As at 31 December 2017, there were over 100,000 people in the national queue waiting for either their first home care package or an interim package, with 54.4% waiting for a high-level (Level 4) package. If you’re in this situation, the initiative could help you access a home care package sooner.

Additional funding for residential aged care and short-term restorative care

During the 2018–19 financial year, the government will provide $60 million to fund additional places in residential aged care and short-term restorative care. A further $82.5 million will support mental health services for residents of aged care facilities.

As part of this initiative, the government will simplify the aged care assessment forms available via the My Aged Care website. This will make it easier to access the aged care services that you or your loved ones need.


Other Measures

Money for roads and rail

The Government’s $24.5 billion infrastructure spend, designed to alleviate transport bottlenecks will provides a revenue boost for companies involved in the planning and construction as well as job creation for locals.

In Victoria, major projects include $5 billion for a Melbourne Airport rail link and $1.75 billion to build Melbourne’s North East Link and new tunnels and lanes for the Eastern Freeway.

In Queensland, there’s $1 billion for the M1 between Brisbane and the Gold Coast and $390 million to upgrade the Sunshine Coast rail network. In NSW, $971 million is earmarked for the Coffs Harbour bypass and $400 million for the Port Botany rail duplication.

Education and family support

There are no new announcements on funding for schools and universities, although the government will break its freeze on university funding by granting around 2000 new places across three regional universities.

The school chaplains program will also be funded permanently at a cost of $61.7 million a year.

The national agreement on childcare for 4-year-olds has been extended to 2019 and an extra $54 million has been allocated to tackle sexual assault, domestic violence, cyber safety and elder abuse.

While there is no increase in the Newstart allowance for the unemployed, regional students will have easier access to Youth Allowance with a lighter parental income test.

Science, innovation and the environment

As previously announced, $500 million will be allocated over 7 years to protect the Great Barrier Reef from climate change and pollution.

Savings will be made by tightening the Research and Development (R&D) tax incentive amid mounting concerns the scheme is being rorted. Savings of $2 billion are pencilled in over the first 4 years.

Ongoing focus on national security
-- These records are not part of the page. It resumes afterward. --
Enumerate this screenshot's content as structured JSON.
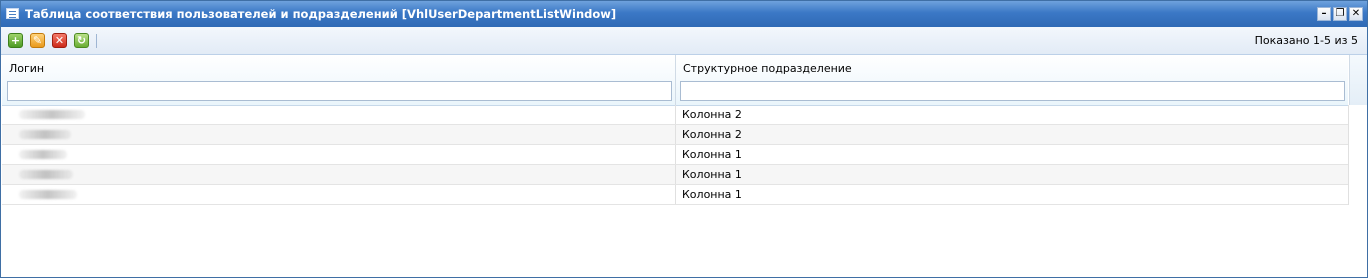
{
  "window": {
    "title": "Таблица соответствия пользователей и подразделений [VhlUserDepartmentListWindow]",
    "controls": {
      "minimize": "–",
      "restore": "❐",
      "close": "✕"
    }
  },
  "toolbar": {
    "buttons": [
      {
        "icon": "add-icon",
        "glyph": "+"
      },
      {
        "icon": "edit-icon",
        "glyph": "✎"
      },
      {
        "icon": "delete-icon",
        "glyph": "✕"
      },
      {
        "icon": "refresh-icon",
        "glyph": "↻"
      }
    ],
    "paging_text": "Показано 1-5 из 5"
  },
  "grid": {
    "columns": [
      {
        "label": "Логин",
        "filter_value": ""
      },
      {
        "label": "Структурное подразделение",
        "filter_value": ""
      }
    ],
    "rows": [
      {
        "department": "Колонна 2"
      },
      {
        "department": "Колонна 2"
      },
      {
        "department": "Колонна 1"
      },
      {
        "department": "Колонна 1"
      },
      {
        "department": "Колонна 1"
      }
    ]
  },
  "colors": {
    "titlebar": "#3b78c6",
    "toolbar_bg": "#e2ebf6",
    "header_bg": "#eaf5fb",
    "row_alt": "#f6f6f6"
  }
}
The government will invest $294 million to strengthen aviation, air cargo and mail security. This includes enhancing security at regional airports, increasing the number of officers, dogs and full-body scanners at major airports and boosting high tech screening of inbound cargo and mail.

Defence spending is on track to reach about 2 percent of GDP by 2021, with $36.4 billion earmarked for Defence next financial year.

The foreign aid budget will be frozen. A large portion of this will be spent in the Pacific region as security concerns grow in the area.

Should you have any concerns or wish to discuss the proposed changes in more detail, please do not hesitate to contact our office on 02 8850 0777.

Best regards,
The Affinity Accounting Team